═══ The records

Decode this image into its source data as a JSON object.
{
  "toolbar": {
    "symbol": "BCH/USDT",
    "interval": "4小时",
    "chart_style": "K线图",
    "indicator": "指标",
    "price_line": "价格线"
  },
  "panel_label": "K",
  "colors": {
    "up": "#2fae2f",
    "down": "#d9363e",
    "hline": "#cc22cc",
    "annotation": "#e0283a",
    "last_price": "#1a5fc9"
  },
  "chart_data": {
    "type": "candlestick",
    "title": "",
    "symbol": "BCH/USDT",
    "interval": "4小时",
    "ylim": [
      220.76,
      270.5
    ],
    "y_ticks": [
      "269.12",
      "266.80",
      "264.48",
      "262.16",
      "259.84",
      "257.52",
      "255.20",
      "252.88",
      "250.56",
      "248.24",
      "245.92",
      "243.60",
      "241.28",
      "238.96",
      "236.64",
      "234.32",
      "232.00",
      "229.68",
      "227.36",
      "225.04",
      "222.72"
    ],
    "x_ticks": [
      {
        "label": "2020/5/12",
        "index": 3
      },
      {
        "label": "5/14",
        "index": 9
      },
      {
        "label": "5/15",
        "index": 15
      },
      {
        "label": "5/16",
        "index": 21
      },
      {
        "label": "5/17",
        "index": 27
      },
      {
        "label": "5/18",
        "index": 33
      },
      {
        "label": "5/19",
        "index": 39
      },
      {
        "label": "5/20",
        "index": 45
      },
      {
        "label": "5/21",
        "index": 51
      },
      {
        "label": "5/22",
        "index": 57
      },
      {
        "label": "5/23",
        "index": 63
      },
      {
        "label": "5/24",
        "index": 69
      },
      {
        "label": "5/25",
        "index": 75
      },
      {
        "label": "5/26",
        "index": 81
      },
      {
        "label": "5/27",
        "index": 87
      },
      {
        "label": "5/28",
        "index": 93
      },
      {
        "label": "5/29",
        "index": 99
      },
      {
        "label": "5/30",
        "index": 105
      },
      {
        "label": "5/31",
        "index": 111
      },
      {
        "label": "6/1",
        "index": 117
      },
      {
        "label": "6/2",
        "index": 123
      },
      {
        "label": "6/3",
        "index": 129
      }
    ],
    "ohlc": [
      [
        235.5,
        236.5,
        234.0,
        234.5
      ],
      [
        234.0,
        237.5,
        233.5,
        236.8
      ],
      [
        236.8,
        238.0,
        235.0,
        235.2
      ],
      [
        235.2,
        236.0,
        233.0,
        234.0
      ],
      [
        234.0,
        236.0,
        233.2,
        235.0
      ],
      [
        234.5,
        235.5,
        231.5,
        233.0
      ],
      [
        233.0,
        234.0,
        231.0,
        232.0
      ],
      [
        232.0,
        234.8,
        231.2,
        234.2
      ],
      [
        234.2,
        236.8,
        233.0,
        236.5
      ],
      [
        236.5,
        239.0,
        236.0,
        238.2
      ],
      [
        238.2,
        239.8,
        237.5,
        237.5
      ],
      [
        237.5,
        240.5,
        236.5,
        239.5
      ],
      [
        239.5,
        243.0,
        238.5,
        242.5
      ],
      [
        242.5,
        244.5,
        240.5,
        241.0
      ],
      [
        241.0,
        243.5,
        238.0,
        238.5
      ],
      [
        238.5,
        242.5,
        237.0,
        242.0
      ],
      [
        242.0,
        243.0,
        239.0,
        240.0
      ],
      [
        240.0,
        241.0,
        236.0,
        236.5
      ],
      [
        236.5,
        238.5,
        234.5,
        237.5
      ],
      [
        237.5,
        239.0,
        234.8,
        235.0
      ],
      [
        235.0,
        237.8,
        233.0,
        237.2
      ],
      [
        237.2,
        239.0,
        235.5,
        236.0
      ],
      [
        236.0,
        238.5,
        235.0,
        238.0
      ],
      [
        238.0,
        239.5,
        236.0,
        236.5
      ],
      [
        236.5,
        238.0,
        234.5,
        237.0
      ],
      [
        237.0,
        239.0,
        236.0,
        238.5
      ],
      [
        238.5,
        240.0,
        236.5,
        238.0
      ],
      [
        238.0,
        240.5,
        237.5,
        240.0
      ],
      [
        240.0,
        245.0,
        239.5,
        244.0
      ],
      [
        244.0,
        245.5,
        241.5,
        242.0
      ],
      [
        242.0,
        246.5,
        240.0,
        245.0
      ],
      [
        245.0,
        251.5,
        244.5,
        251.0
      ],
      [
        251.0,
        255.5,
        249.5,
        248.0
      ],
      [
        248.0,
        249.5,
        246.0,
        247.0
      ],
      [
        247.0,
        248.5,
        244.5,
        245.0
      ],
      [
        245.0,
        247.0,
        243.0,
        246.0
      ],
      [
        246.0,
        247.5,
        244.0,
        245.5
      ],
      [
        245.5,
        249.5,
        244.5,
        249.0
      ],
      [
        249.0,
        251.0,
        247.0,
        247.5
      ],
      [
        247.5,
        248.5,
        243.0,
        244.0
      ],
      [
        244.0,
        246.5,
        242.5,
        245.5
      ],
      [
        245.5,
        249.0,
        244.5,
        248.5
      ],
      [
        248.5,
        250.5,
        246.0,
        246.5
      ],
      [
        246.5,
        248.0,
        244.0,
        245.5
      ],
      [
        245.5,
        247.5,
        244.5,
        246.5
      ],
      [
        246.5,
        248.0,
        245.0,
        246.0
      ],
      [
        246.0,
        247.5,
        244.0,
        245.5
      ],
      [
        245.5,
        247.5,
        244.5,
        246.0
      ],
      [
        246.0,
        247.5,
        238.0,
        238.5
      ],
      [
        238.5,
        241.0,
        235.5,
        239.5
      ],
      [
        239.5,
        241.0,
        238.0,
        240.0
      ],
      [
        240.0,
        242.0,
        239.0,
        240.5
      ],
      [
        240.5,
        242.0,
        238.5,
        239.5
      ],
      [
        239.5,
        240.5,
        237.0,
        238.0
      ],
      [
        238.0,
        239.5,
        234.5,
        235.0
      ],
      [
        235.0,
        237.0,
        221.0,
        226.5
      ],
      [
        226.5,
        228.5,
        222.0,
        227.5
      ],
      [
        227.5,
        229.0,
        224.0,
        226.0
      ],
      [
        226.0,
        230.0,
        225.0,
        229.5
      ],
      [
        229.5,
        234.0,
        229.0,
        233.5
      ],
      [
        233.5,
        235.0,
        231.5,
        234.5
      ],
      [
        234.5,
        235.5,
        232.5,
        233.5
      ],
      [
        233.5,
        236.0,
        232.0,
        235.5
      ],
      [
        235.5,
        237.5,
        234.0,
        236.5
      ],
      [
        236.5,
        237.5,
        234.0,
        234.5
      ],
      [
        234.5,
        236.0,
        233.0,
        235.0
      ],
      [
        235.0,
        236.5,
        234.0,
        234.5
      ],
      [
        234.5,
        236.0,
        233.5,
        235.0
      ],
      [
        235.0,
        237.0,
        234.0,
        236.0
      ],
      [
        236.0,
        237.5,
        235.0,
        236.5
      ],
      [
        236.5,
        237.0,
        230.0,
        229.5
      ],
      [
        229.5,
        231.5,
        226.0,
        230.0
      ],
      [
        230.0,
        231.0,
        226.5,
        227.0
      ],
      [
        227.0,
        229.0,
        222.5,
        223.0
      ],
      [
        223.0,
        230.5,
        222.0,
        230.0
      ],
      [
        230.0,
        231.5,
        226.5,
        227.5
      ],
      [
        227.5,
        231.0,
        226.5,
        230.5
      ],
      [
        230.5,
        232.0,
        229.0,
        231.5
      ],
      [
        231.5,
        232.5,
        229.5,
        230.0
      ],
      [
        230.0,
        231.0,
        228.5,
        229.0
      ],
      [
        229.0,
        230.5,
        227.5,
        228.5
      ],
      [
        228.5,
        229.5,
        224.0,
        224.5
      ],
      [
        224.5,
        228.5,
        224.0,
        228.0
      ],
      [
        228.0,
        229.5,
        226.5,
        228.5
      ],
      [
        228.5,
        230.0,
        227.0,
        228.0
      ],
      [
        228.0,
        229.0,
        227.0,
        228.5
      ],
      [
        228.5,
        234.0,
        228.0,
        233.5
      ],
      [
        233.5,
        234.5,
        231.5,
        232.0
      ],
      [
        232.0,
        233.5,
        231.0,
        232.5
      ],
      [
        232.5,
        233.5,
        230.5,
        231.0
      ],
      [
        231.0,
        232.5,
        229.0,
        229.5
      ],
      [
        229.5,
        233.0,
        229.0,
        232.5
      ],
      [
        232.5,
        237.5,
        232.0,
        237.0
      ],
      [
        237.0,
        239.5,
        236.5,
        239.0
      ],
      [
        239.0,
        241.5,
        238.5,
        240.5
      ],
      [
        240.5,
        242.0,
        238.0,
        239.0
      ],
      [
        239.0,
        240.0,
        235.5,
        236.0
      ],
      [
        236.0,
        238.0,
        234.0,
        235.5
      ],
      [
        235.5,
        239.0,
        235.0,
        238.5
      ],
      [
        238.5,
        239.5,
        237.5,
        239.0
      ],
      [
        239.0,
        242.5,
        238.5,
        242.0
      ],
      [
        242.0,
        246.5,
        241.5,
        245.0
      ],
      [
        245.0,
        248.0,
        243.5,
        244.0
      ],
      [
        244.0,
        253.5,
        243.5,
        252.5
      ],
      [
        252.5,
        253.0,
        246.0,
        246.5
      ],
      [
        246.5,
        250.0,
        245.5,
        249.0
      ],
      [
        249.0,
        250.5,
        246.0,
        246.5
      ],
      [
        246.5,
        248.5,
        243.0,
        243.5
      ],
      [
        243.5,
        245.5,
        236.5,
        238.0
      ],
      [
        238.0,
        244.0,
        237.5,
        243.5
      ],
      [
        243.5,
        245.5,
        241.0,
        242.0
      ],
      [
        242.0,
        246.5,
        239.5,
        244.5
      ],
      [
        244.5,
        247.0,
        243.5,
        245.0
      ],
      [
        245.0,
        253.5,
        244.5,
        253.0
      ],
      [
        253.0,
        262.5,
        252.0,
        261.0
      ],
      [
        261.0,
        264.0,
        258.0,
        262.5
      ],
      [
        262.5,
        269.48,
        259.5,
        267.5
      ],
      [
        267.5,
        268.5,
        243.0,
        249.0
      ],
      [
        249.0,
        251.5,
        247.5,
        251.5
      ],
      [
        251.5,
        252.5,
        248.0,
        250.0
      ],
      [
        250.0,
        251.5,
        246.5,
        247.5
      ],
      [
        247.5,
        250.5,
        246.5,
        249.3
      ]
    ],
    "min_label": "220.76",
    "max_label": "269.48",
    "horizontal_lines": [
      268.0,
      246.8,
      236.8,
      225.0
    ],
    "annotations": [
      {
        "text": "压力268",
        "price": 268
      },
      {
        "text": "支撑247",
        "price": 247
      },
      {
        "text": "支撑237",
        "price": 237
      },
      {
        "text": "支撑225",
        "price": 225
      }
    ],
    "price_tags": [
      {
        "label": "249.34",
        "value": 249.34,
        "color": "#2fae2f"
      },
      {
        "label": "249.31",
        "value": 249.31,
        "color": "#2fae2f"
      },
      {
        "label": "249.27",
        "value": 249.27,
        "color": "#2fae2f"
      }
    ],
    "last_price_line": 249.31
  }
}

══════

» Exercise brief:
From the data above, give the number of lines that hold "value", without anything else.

» Response:
3